→ Your task: In the material below, the lines to reproduce exactly are the one containing "Output a JSON" and all lines after it through the last.

→ Data records:
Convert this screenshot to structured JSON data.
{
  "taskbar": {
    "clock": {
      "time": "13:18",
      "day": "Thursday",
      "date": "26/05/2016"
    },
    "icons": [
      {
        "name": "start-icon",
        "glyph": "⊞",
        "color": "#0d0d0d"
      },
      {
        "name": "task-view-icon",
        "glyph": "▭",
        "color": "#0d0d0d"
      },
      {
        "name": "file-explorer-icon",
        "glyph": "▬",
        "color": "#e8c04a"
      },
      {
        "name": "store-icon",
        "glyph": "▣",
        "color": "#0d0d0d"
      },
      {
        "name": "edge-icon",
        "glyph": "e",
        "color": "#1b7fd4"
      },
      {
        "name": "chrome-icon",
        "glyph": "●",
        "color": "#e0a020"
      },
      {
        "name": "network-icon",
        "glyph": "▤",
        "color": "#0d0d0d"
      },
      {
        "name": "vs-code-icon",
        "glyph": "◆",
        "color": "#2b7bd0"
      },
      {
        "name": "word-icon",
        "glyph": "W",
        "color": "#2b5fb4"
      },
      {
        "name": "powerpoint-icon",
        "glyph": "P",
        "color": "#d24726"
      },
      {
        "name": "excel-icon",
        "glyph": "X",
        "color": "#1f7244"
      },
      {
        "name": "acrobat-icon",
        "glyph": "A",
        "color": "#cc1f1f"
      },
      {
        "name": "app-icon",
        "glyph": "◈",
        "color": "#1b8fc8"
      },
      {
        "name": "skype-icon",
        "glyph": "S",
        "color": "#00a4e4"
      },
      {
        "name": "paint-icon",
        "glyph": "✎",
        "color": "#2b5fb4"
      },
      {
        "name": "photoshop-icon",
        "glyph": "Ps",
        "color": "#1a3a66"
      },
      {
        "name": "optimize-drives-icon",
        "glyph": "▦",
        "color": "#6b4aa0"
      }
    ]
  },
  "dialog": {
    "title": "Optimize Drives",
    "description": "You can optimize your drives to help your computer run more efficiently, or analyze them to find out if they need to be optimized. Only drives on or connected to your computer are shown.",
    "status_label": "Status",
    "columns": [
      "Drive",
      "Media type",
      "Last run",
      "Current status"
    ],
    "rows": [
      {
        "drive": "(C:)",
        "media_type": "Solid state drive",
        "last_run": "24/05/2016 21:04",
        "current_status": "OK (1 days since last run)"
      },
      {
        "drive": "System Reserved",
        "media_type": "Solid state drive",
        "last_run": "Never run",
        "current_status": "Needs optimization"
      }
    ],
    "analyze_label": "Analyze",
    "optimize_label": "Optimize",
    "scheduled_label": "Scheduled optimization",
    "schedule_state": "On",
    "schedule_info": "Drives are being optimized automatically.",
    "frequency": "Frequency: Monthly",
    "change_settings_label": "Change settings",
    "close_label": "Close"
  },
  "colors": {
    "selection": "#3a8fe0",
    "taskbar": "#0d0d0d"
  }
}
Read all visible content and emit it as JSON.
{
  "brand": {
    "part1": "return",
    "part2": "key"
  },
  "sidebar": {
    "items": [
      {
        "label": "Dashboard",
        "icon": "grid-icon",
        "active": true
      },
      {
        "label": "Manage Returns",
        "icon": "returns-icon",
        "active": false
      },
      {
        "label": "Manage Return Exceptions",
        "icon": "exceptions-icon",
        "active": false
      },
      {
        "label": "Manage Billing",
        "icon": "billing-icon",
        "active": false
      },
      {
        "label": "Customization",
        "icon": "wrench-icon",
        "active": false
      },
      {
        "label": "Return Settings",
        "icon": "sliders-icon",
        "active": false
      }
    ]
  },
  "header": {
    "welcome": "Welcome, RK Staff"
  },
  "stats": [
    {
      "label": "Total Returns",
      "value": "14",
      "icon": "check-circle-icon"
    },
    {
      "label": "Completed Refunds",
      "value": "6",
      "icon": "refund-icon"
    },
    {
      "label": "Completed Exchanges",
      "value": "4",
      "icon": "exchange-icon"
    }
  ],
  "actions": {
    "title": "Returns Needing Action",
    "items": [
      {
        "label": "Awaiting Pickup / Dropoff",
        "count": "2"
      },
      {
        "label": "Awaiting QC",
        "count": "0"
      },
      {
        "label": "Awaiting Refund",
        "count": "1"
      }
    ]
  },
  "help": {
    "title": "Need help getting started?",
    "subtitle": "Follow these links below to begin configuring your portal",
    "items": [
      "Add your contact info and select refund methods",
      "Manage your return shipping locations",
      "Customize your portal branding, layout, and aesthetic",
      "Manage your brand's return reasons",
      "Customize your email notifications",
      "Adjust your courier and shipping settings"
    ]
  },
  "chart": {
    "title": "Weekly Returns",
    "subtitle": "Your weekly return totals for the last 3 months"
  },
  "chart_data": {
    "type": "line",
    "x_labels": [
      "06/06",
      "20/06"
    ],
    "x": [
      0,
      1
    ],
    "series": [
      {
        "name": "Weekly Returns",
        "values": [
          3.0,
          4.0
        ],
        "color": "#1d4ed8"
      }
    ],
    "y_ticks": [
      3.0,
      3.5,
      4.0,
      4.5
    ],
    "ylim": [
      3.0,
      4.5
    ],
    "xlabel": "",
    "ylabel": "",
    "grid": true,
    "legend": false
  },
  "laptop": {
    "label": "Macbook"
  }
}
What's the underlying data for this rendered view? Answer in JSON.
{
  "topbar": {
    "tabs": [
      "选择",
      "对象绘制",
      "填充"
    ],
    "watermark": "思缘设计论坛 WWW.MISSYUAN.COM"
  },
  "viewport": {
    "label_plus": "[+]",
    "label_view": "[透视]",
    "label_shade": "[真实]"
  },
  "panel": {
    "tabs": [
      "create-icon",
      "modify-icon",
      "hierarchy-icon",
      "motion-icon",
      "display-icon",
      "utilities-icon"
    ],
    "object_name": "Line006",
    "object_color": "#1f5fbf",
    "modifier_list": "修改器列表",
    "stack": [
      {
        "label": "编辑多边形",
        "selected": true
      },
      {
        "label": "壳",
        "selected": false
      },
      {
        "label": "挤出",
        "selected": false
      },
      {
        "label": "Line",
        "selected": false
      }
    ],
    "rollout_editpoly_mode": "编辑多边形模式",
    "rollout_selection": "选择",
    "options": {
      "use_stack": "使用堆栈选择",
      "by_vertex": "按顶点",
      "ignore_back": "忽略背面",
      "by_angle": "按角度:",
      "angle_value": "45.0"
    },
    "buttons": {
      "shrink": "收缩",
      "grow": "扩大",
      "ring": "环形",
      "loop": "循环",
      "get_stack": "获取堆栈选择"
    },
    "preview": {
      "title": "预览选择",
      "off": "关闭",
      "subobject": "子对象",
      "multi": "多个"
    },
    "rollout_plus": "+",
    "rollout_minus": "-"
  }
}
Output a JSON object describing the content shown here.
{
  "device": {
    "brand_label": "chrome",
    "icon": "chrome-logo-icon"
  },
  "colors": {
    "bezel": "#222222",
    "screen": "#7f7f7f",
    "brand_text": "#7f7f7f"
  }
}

→ Exercise answer:
Output a JSON object describing the content shown here.
{
  "device": {
    "brand_label": "chrome",
    "icon": "chrome-logo-icon"
  },
  "colors": {
    "bezel": "#222222",
    "screen": "#7f7f7f",
    "brand_text": "#7f7f7f"
  }
}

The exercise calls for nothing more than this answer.